By Turner Walston
Published in News on April 8, 2005 1:45 PM

About 40 percent of the tobacco quota holders in Wayne County have already signed up for the federal buyout.

Farmers and quota holders have until June 17 to sign up for the program, which will end the federal quota system that has been in place since the 1930s.

About a fourth of the tobacco farmers in Wayne also have signed to participate in the Tobacco Transition Payment program, said Rick Tharrington, the executive director of the county Farm Service Agency, where sign-ups take place. There are about 5,100 tobacco farmers and quota holders in the county.

Both farmers and quota holders will be compensated through the program, which will pay farmers $3 per pound and quota holders $7 per pound. Sign-ups began March 14.

"We feel real good about the sign-ups so far," Tharrington said. "We've still got a long way to go, but progress is being made."

Tharrington said quota holders have been able to sign up without having to make appointments. The application process for growers take longer, he said, because their payments are based on the amount of tobacco they grew over a three-year period. Quota holders are compensated for the amount of tobacco they held right to grow on Oct. 22 of last year.
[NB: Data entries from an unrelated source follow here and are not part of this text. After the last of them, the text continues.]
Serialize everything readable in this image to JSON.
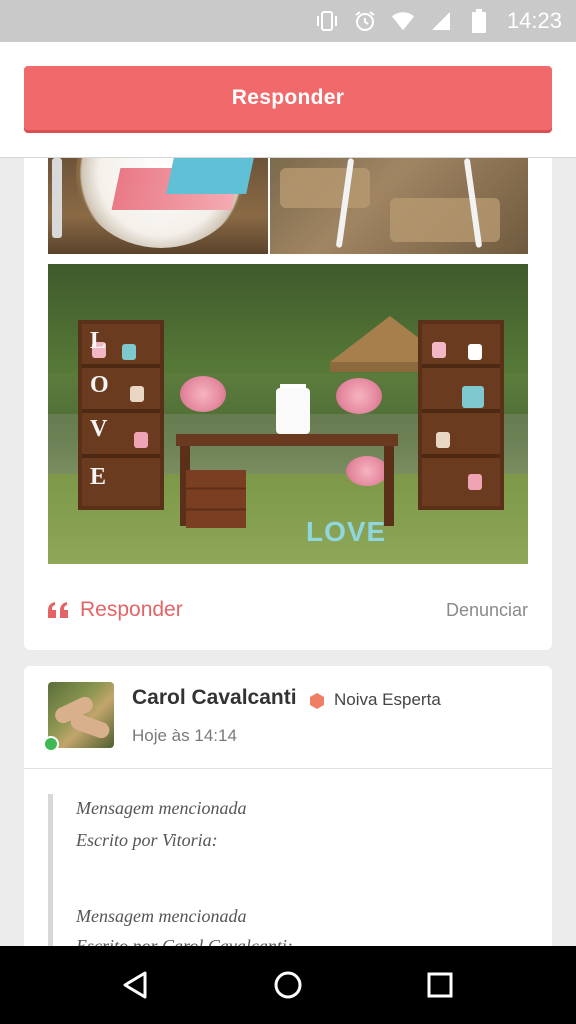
{
  "status_bar": {
    "time": "14:23",
    "icons": [
      "vibrate-icon",
      "alarm-icon",
      "wifi-icon",
      "signal-icon",
      "battery-icon"
    ]
  },
  "top_bar": {
    "reply_button_label": "Responder"
  },
  "post": {
    "image_top_left_alt": "table setting",
    "image_top_right_alt": "chair legs on stone",
    "image_main_alt": "wedding dessert table LOVE",
    "main_image_text": {
      "letters": [
        "L",
        "O",
        "V",
        "E"
      ],
      "sign": "LOVE"
    },
    "reply_label": "Responder",
    "report_label": "Denunciar"
  },
  "message": {
    "author": "Carol Cavalcanti",
    "badge": "Noiva Esperta",
    "timestamp": "Hoje às 14:14",
    "quote": {
      "lines": [
        "Mensagem mencionada",
        "Escrito por Vitoria:",
        "Mensagem mencionada",
        "Escrito por Carol Cavalcanti:"
      ]
    }
  },
  "colors": {
    "accent": "#f16a6b",
    "online": "#3dba56",
    "badge": "#f07e62"
  },
  "nav_bar": {
    "icons": [
      "back-icon",
      "home-icon",
      "recents-icon"
    ]
  }
}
"We've been getting some positive feedback," Tharrington said. "So far it's been working pretty well."

The computer software needed to process the applications arrived late, Tharrington said, but despite the glitch, "We made good headway taking manual applications."
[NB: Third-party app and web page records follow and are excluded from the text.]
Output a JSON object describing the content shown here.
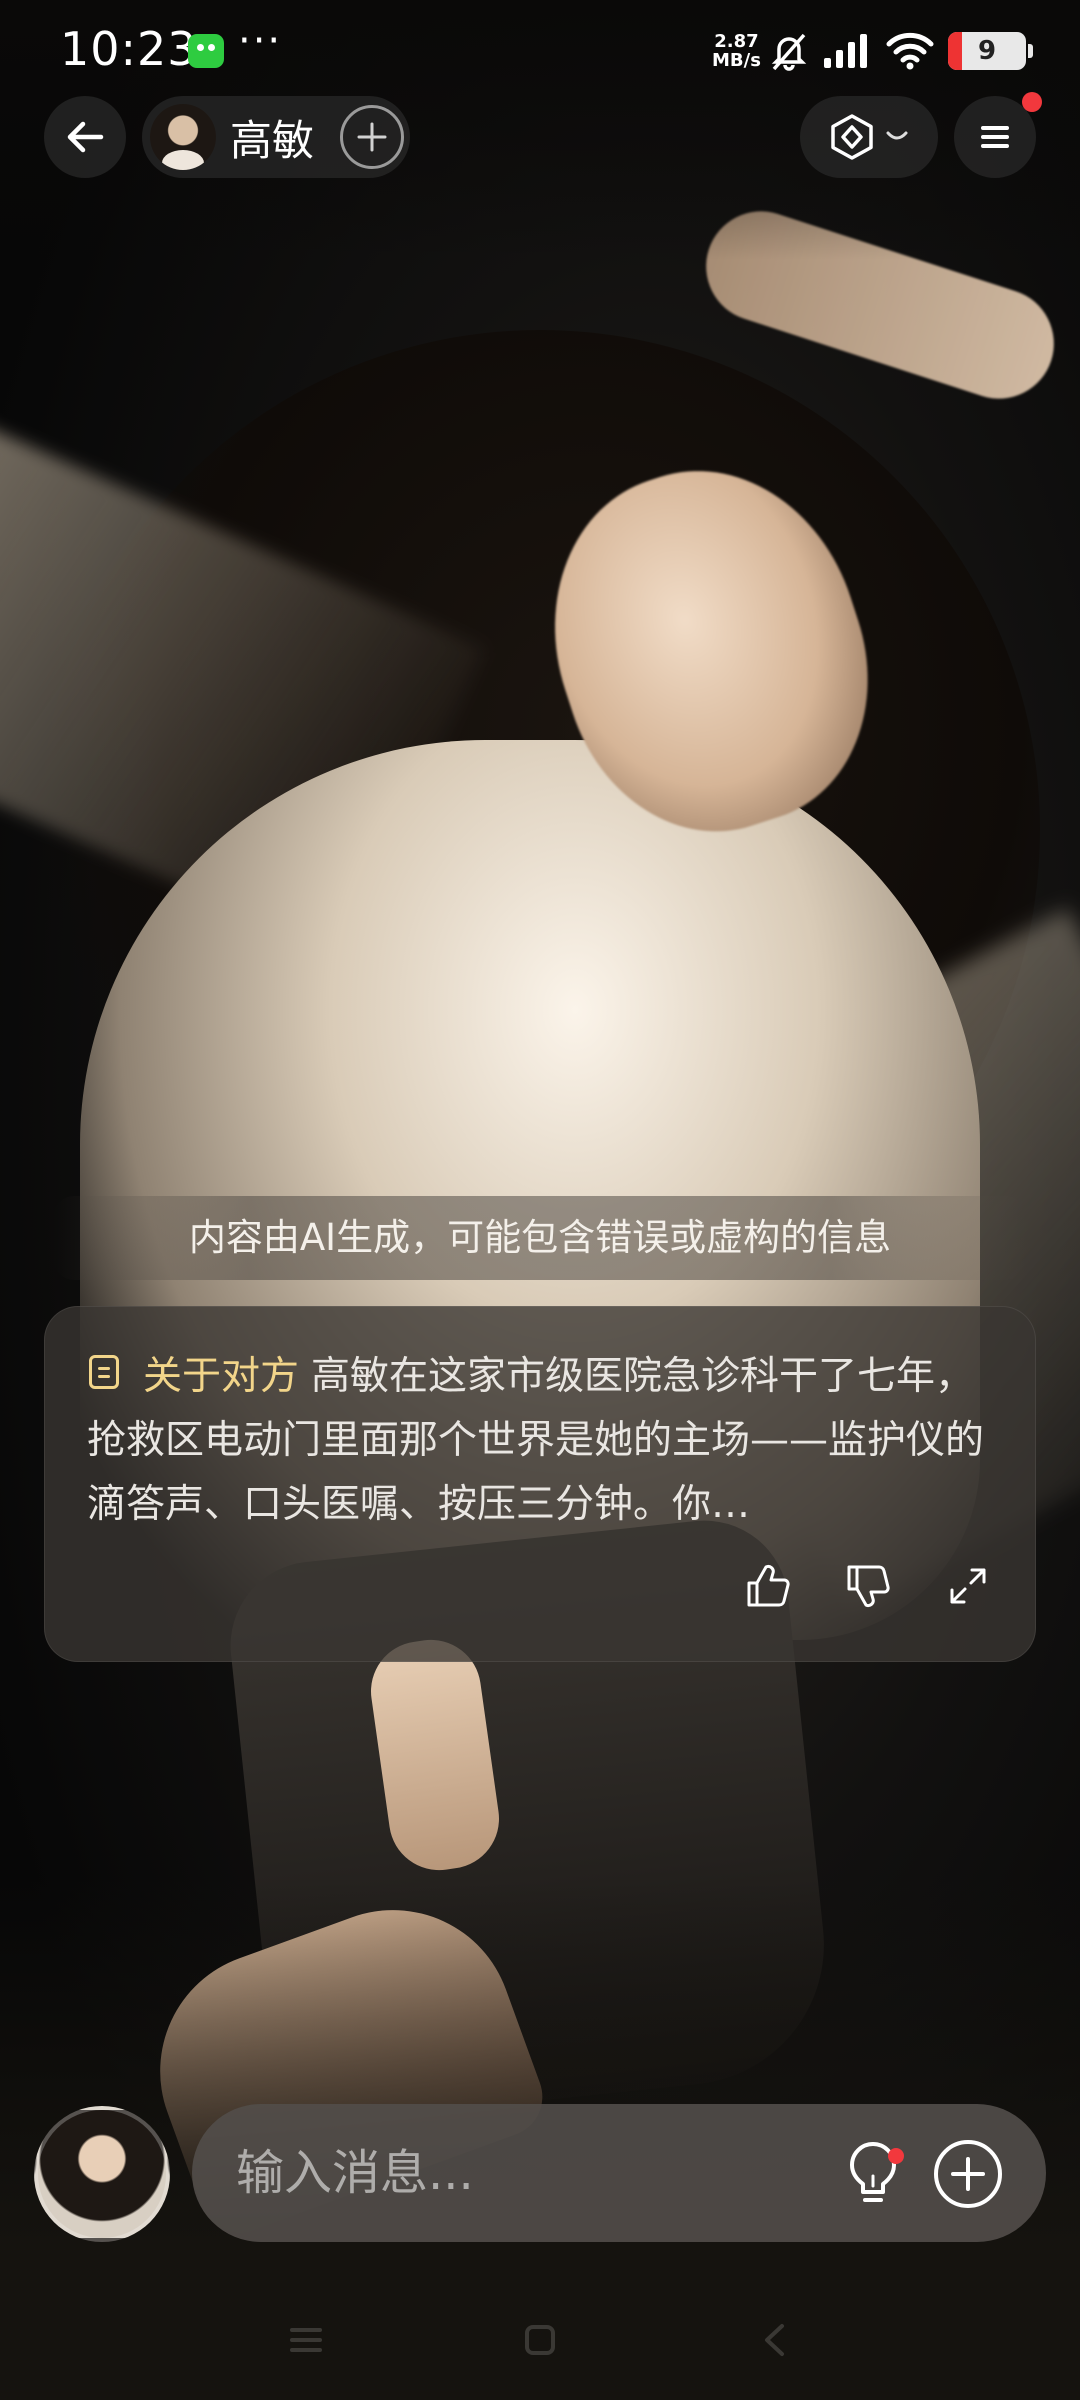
{
  "status_bar": {
    "time": "10:23",
    "more": "···",
    "net_speed_value": "2.87",
    "net_speed_unit": "MB/s",
    "battery_level": "9",
    "battery_color": "#e33333"
  },
  "header": {
    "character_name": "高敏",
    "icons": {
      "back": "arrow-left-icon",
      "add": "plus-icon",
      "model": "hexagon-model-icon",
      "dropdown": "chevron-down-icon",
      "menu": "hamburger-menu-icon"
    },
    "menu_notification_color": "#f2383d"
  },
  "disclaimer": "内容由AI生成，可能包含错误或虚构的信息",
  "about_card": {
    "label": "关于对方",
    "text": "高敏在这家市级医院急诊科干了七年，抢救区电动门里面那个世界是她的主场——监护仪的滴答声、口头医嘱、按压三分钟。你…",
    "label_color": "#f2d58a",
    "actions": [
      "thumbs-up-icon",
      "thumbs-down-icon",
      "expand-icon"
    ]
  },
  "composer": {
    "placeholder": "输入消息...",
    "value": ""
  }
}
He urged quota holders and growers to be sure not to let the deadline pass.

"This is a program you don't want to miss out on."
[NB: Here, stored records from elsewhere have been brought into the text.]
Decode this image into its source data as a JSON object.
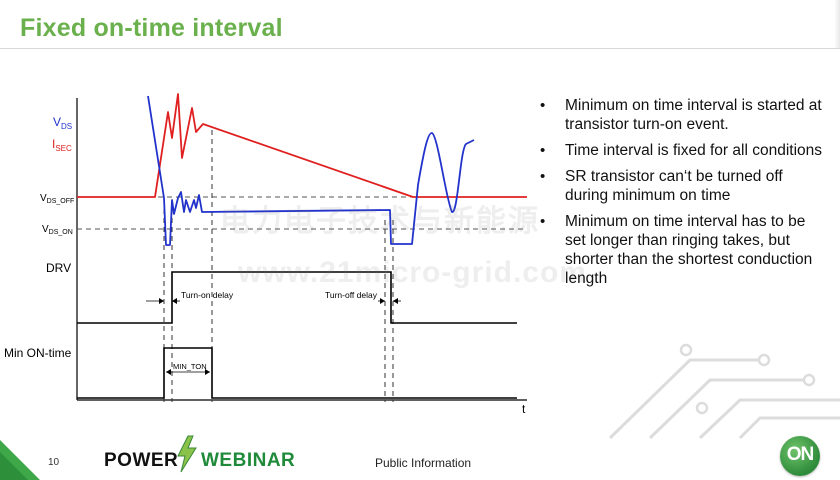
{
  "slide": {
    "title": "Fixed on-time interval",
    "page_number": "10",
    "classification": "Public Information"
  },
  "diagram": {
    "labels": {
      "vds": "V",
      "vds_sub": "DS",
      "isec": "I",
      "isec_sub": "SEC",
      "vds_off": "V",
      "vds_off_sub": "DS_OFF",
      "vds_on": "V",
      "vds_on_sub": "DS_ON",
      "drv": "DRV",
      "min_on_time": "Min ON-time",
      "turn_on_delay": "Turn-on delay",
      "turn_off_delay": "Turn-off delay",
      "min_ton": "MIN_TON",
      "t_axis": "t"
    },
    "colors": {
      "vds": "#2233cc",
      "isec": "#e02020",
      "axis": "#000000"
    }
  },
  "bullets": [
    "Minimum on time interval is started at transistor turn-on event.",
    "Time interval is fixed for all conditions",
    "SR transistor can‘t be turned off during minimum on time",
    "Minimum on time interval has to be set longer than ringing takes, but shorter than the shortest conduction length"
  ],
  "watermark": {
    "line1": "电力电子技术与新能源",
    "line2": "www.21micro-grid.com"
  },
  "footer": {
    "logo_left": "POWER",
    "logo_right": "WEBINAR",
    "brand_logo": "ON",
    "brand_colors": {
      "green": "#2e8b3a",
      "title_green": "#6ab04c"
    }
  }
}
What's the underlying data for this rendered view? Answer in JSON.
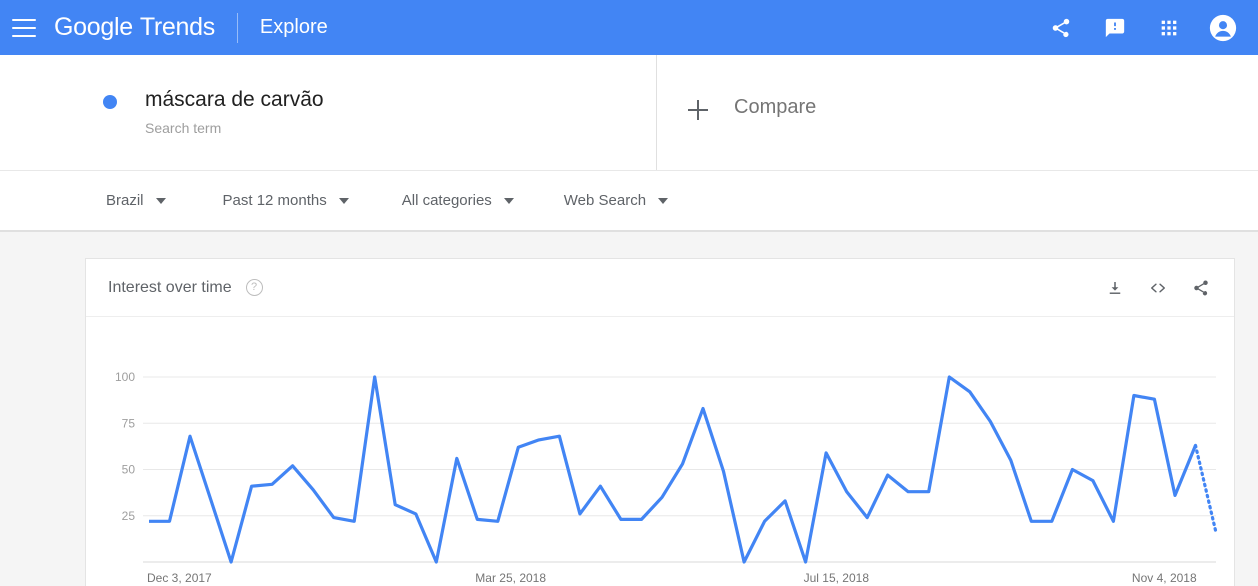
{
  "appbar": {
    "menu_icon": "hamburger-menu-icon",
    "brand_google": "Google",
    "brand_product": "Trends",
    "explore_label": "Explore",
    "icons": [
      "share-icon",
      "feedback-icon",
      "apps-grid-icon",
      "account-avatar-icon"
    ],
    "background_color": "#4285f4"
  },
  "search_term": {
    "dot_color": "#4285f4",
    "title": "máscara de carvão",
    "subtitle": "Search term"
  },
  "compare": {
    "plus_icon": "plus-icon",
    "label": "Compare"
  },
  "filters": [
    {
      "label": "Brazil"
    },
    {
      "label": "Past 12 months"
    },
    {
      "label": "All categories"
    },
    {
      "label": "Web Search"
    }
  ],
  "card": {
    "title": "Interest over time",
    "help_glyph": "?",
    "actions": [
      {
        "name": "download-csv-button"
      },
      {
        "name": "embed-code-button"
      },
      {
        "name": "share-chart-button"
      }
    ]
  },
  "chart_data": {
    "type": "line",
    "title": "Interest over time",
    "xlabel": "",
    "ylabel": "",
    "ylim": [
      0,
      100
    ],
    "grid": true,
    "legend": false,
    "line_color": "#4285f4",
    "ytick_labels": [
      "100",
      "75",
      "50",
      "25"
    ],
    "ytick_values": [
      100,
      75,
      50,
      25
    ],
    "xtick_labels": [
      "Dec 3, 2017",
      "Mar 25, 2018",
      "Jul 15, 2018",
      "Nov 4, 2018"
    ],
    "xtick_indices": [
      0,
      16,
      32,
      48
    ],
    "series": [
      {
        "name": "máscara de carvão",
        "values": [
          22,
          22,
          68,
          34,
          0,
          41,
          42,
          52,
          39,
          24,
          22,
          100,
          31,
          26,
          0,
          56,
          23,
          22,
          62,
          66,
          68,
          26,
          41,
          23,
          23,
          35,
          53,
          83,
          49,
          0,
          22,
          33,
          0,
          59,
          38,
          24,
          47,
          38,
          38,
          100,
          92,
          76,
          55,
          22,
          22,
          50,
          44,
          22,
          90,
          88,
          36,
          63,
          16
        ],
        "partial_from_index": 51
      }
    ],
    "notes": "Final segment rendered as dotted line indicating incomplete/partial data"
  }
}
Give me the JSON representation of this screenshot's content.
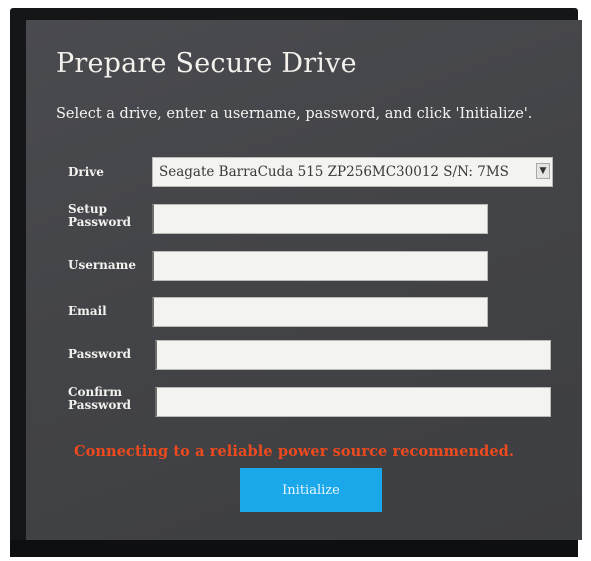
{
  "dialog": {
    "title": "Prepare Secure Drive",
    "subtitle": "Select a drive, enter a username, password, and click 'Initialize'."
  },
  "form": {
    "drive_label": "Drive",
    "drive_selected": "Seagate BarraCuda 515 ZP256MC30012 S/N: 7MS",
    "drive_arrow_icon": "triangle-down-icon",
    "setup_password_label_line1": "Setup",
    "setup_password_label_line2": "Password",
    "setup_password_value": "",
    "username_label": "Username",
    "username_value": "",
    "email_label": "Email",
    "email_value": "",
    "password_label": "Password",
    "password_value": "",
    "confirm_password_label_line1": "Confirm",
    "confirm_password_label_line2": "Password",
    "confirm_password_value": ""
  },
  "warning": {
    "text": "Connecting to a reliable power source recommended.",
    "color": "#ee4a1d"
  },
  "actions": {
    "initialize_label": "Initialize",
    "accent": "#1aa8ea"
  }
}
Tobacco farmer Jerry West, 58, said he plans to sign up for the program early next month.

West, who was selected Farmer of the Year by the North Carolina Tobacco Growers Association two years ago, said the sign-up process is complicated for farmers who have been growing tobacco on quotas leased from absentee landowners.

"Mine doesn't involve just rushing down there and signing up," West said.

For West, the buyout program is "bittersweet."

"It beats the alternative, but it's not as good as it should have been," he said.

West said he is concerned with how the buyout deals with estates. As it stands, the right to receive payments transfers to a quota holders' or producer's estate upon his death, unless there is a surviving spouse or at least one dependent. In that case, the right passes to the surviving spouse, perhaps overriding wishes outlined in an estate will. West said of that portion of the buyout law needs to be better defined.